Stop Rejecting Bisexuality – Le Paisano
If you are a woman in a relationship with a man, you are straight. If you are a woman in a relationship with a woman, you are a lesbian. There is simply no in-between. To the right?
Wrong. Too often, the “B” in LGBTQ+ is invalidated by individuals who refuse to move with the times. Armed with a very outdated view of the fluidity of sexuality, the same people often associate bisexuality with confusion and indecision. Sexuality is a spectrum that is part of society; it’s not a box we have to label and live in. We are the embodiment of our sexuality, and the fact is that 75% of the LGBTQ+ community identify as bisexual – yet they feel out of place.
Stereotypes about bisexuality put a hand over the mouth of those who are locked up or still searching within themselves for an answer. The constant invalidation of bisexual identity does not make exploration any less difficult; hearing the words that are steeped in ignorance only pushes people further into a cage that society has built.
“It’s just a phase.”

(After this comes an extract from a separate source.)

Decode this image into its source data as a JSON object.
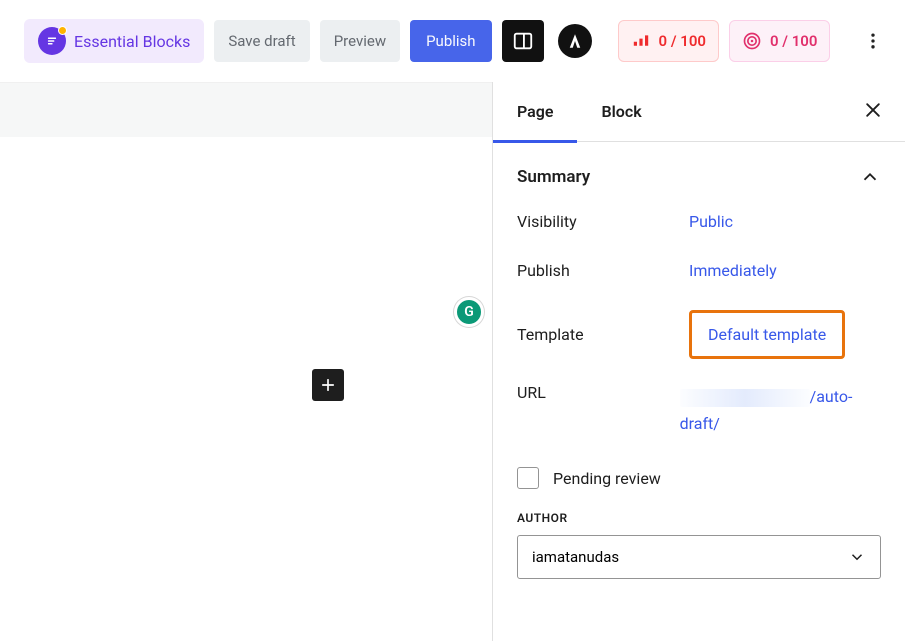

“You will grow out of it.”
These phrases seem to come from the mouths of people who simply don’t understand what it means to be bisexual. Moreover, the bisexual community has become divided by insensitivity. Loved and adored by the porn industry, bisexual women are viciously sexualized by the male gaze. Likewise, bullied and reprimanded by heteronormative stereotypes, bisexual men must fight for their pride and place in society. Bisexual erasure is all around us, intertwined in the language that is spoken and the hate that is spewed out.
People are so quick to dismiss bisexuals but they don’t know it, some of their favorite on-screen characters and real-life actors are proudly waving the pink, purple and blue flag. If you’ve ever seen the endless show “Grey’s Anatomy,” then you’ll know that Callie Torres, played by Sara Ramirez, is openly bisexual. At the start of the series, Torres makes it known that his bisexuality is real and valid.

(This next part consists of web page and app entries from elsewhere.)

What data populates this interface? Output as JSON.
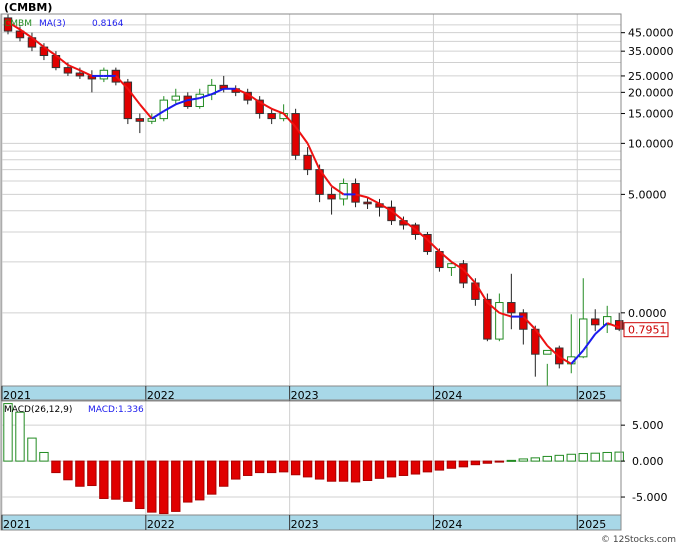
{
  "header": {
    "symbol": "(CMBM)"
  },
  "watermark": "© 12Stocks.com",
  "colors": {
    "up": "#228b22",
    "down": "#e00000",
    "ma_down": "#ee1111",
    "ma_up": "#1a1aee",
    "axis_band": "#a8d8e8",
    "grid": "#d0d0d0",
    "price_badge": "#cc0000"
  },
  "chart_data": [
    {
      "type": "candlestick",
      "legend": {
        "ticker": "CMBM",
        "ma_label": "MA(3)",
        "ma_value": "0.8164"
      },
      "y_scale": "log",
      "y_tick_labels": [
        "45.0000",
        "35.0000",
        "25.0000",
        "20.0000",
        "15.0000",
        "10.0000",
        "5.0000",
        "0.0000"
      ],
      "y_tick_values": [
        45,
        35,
        25,
        20,
        15,
        10,
        5,
        1
      ],
      "last_price_label": "0.7951",
      "x_tick_labels": [
        "2021",
        "2022",
        "2023",
        "2024",
        "2025"
      ],
      "x_tick_index": [
        0,
        12,
        24,
        36,
        48
      ],
      "grid": true,
      "candles": [
        {
          "o": 55,
          "h": 58,
          "l": 44,
          "c": 46
        },
        {
          "o": 46,
          "h": 49,
          "l": 40,
          "c": 42
        },
        {
          "o": 42,
          "h": 45,
          "l": 35,
          "c": 37
        },
        {
          "o": 37,
          "h": 39,
          "l": 31,
          "c": 33
        },
        {
          "o": 33,
          "h": 35,
          "l": 27,
          "c": 28
        },
        {
          "o": 28,
          "h": 30,
          "l": 25,
          "c": 26
        },
        {
          "o": 26,
          "h": 28,
          "l": 24,
          "c": 25
        },
        {
          "o": 25,
          "h": 27,
          "l": 20,
          "c": 24
        },
        {
          "o": 24,
          "h": 28,
          "l": 23,
          "c": 27
        },
        {
          "o": 27,
          "h": 28,
          "l": 22,
          "c": 23
        },
        {
          "o": 23,
          "h": 24,
          "l": 13,
          "c": 14
        },
        {
          "o": 14,
          "h": 15,
          "l": 11.5,
          "c": 13.5
        },
        {
          "o": 13.5,
          "h": 15,
          "l": 13,
          "c": 14
        },
        {
          "o": 14,
          "h": 19,
          "l": 13.5,
          "c": 18
        },
        {
          "o": 18,
          "h": 21,
          "l": 17,
          "c": 19
        },
        {
          "o": 19,
          "h": 20,
          "l": 16,
          "c": 16.5
        },
        {
          "o": 16.5,
          "h": 21,
          "l": 16,
          "c": 19.5
        },
        {
          "o": 19.5,
          "h": 24,
          "l": 18,
          "c": 22
        },
        {
          "o": 22,
          "h": 25,
          "l": 20,
          "c": 21
        },
        {
          "o": 21,
          "h": 22,
          "l": 19,
          "c": 20
        },
        {
          "o": 20,
          "h": 21,
          "l": 17,
          "c": 18
        },
        {
          "o": 18,
          "h": 19,
          "l": 14,
          "c": 15
        },
        {
          "o": 15,
          "h": 16,
          "l": 13,
          "c": 14
        },
        {
          "o": 14,
          "h": 17,
          "l": 13.5,
          "c": 15
        },
        {
          "o": 15,
          "h": 16,
          "l": 8,
          "c": 8.5
        },
        {
          "o": 8.5,
          "h": 9.5,
          "l": 6.5,
          "c": 7
        },
        {
          "o": 7,
          "h": 7.5,
          "l": 4.5,
          "c": 5
        },
        {
          "o": 5,
          "h": 5.5,
          "l": 3.8,
          "c": 4.7
        },
        {
          "o": 4.7,
          "h": 6.2,
          "l": 4.3,
          "c": 5.8
        },
        {
          "o": 5.8,
          "h": 6.2,
          "l": 4.2,
          "c": 4.5
        },
        {
          "o": 4.5,
          "h": 4.8,
          "l": 4.1,
          "c": 4.4
        },
        {
          "o": 4.4,
          "h": 4.7,
          "l": 3.7,
          "c": 4.2
        },
        {
          "o": 4.2,
          "h": 4.6,
          "l": 3.3,
          "c": 3.5
        },
        {
          "o": 3.5,
          "h": 3.7,
          "l": 3.1,
          "c": 3.3
        },
        {
          "o": 3.3,
          "h": 3.4,
          "l": 2.7,
          "c": 2.9
        },
        {
          "o": 2.9,
          "h": 3.0,
          "l": 2.2,
          "c": 2.3
        },
        {
          "o": 2.3,
          "h": 2.4,
          "l": 1.75,
          "c": 1.85
        },
        {
          "o": 1.85,
          "h": 2.0,
          "l": 1.65,
          "c": 1.95
        },
        {
          "o": 1.95,
          "h": 2.05,
          "l": 1.4,
          "c": 1.5
        },
        {
          "o": 1.5,
          "h": 1.6,
          "l": 1.1,
          "c": 1.2
        },
        {
          "o": 1.2,
          "h": 1.3,
          "l": 0.68,
          "c": 0.7
        },
        {
          "o": 0.7,
          "h": 1.3,
          "l": 0.68,
          "c": 1.15
        },
        {
          "o": 1.15,
          "h": 1.7,
          "l": 0.8,
          "c": 1.0
        },
        {
          "o": 1.0,
          "h": 1.05,
          "l": 0.65,
          "c": 0.8
        },
        {
          "o": 0.8,
          "h": 0.84,
          "l": 0.42,
          "c": 0.57
        },
        {
          "o": 0.57,
          "h": 0.5,
          "l": 0.37,
          "c": 0.6
        },
        {
          "o": 0.62,
          "h": 0.64,
          "l": 0.47,
          "c": 0.5
        },
        {
          "o": 0.5,
          "h": 0.98,
          "l": 0.44,
          "c": 0.55
        },
        {
          "o": 0.55,
          "h": 1.6,
          "l": 0.54,
          "c": 0.92
        },
        {
          "o": 0.92,
          "h": 1.05,
          "l": 0.78,
          "c": 0.85
        },
        {
          "o": 0.85,
          "h": 1.1,
          "l": 0.76,
          "c": 0.95
        },
        {
          "o": 0.9,
          "h": 1.0,
          "l": 0.78,
          "c": 0.8
        }
      ],
      "ma": [
        52,
        47,
        42,
        37,
        33,
        29,
        27,
        25,
        25,
        25,
        21,
        17,
        14,
        15.5,
        17,
        18,
        18.5,
        19.5,
        21,
        21,
        19.5,
        17.5,
        16,
        15,
        12.5,
        10,
        7,
        5.6,
        5,
        5,
        4.8,
        4.4,
        4.0,
        3.5,
        3.1,
        2.7,
        2.3,
        2.0,
        1.8,
        1.5,
        1.15,
        1.0,
        0.95,
        0.95,
        0.8,
        0.64,
        0.55,
        0.5,
        0.6,
        0.75,
        0.87,
        0.82
      ]
    },
    {
      "type": "bar",
      "legend": {
        "label": "MACD(26,12,9)",
        "value_label": "MACD:1.336"
      },
      "y_tick_labels": [
        "5.000",
        "0.000",
        "-5.000"
      ],
      "y_tick_values": [
        5,
        0,
        -5
      ],
      "ylim": [
        -7.5,
        8.5
      ],
      "x_tick_labels": [
        "2021",
        "2022",
        "2023",
        "2024",
        "2025"
      ],
      "x_tick_index": [
        0,
        12,
        24,
        36,
        48
      ],
      "values": [
        8,
        6.8,
        3.2,
        1.2,
        -1.6,
        -2.6,
        -3.5,
        -3.4,
        -5.2,
        -5.3,
        -5.6,
        -6.6,
        -7.1,
        -7.3,
        -7.0,
        -5.7,
        -5.4,
        -4.6,
        -3.5,
        -2.5,
        -2.0,
        -1.6,
        -1.6,
        -1.5,
        -1.9,
        -2.2,
        -2.5,
        -2.8,
        -2.8,
        -2.9,
        -2.7,
        -2.4,
        -2.2,
        -2.0,
        -1.8,
        -1.5,
        -1.25,
        -1.0,
        -0.8,
        -0.5,
        -0.3,
        -0.1,
        0.1,
        0.3,
        0.45,
        0.65,
        0.8,
        0.95,
        1.05,
        1.1,
        1.2,
        1.25
      ]
    }
  ]
}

“So, I’m bisexual. So what? It’s a thing and it’s real. I mean, it’s called LGBTQ for a reason,” Torres said.
Oberyn Martell, played by Pedro Pascal, in ‘Game of Thrones’ unabashedly comes off as bisexual, offering a piece of reality in a fictional world. This depiction of a fearless bisexual man helps normalize the LGBTQ+ presence in the media. As we continue to fight for our place in the community, we must remember that we deserve to live our lives as authentically as possible.
Dismantling the hate that is woven into the fabric of the LGBTQ+ community may feel different for everyone. From educating others to congratulating the friend who just hang out, there are steps you can take to celebrate the “B” in LGBTQ+.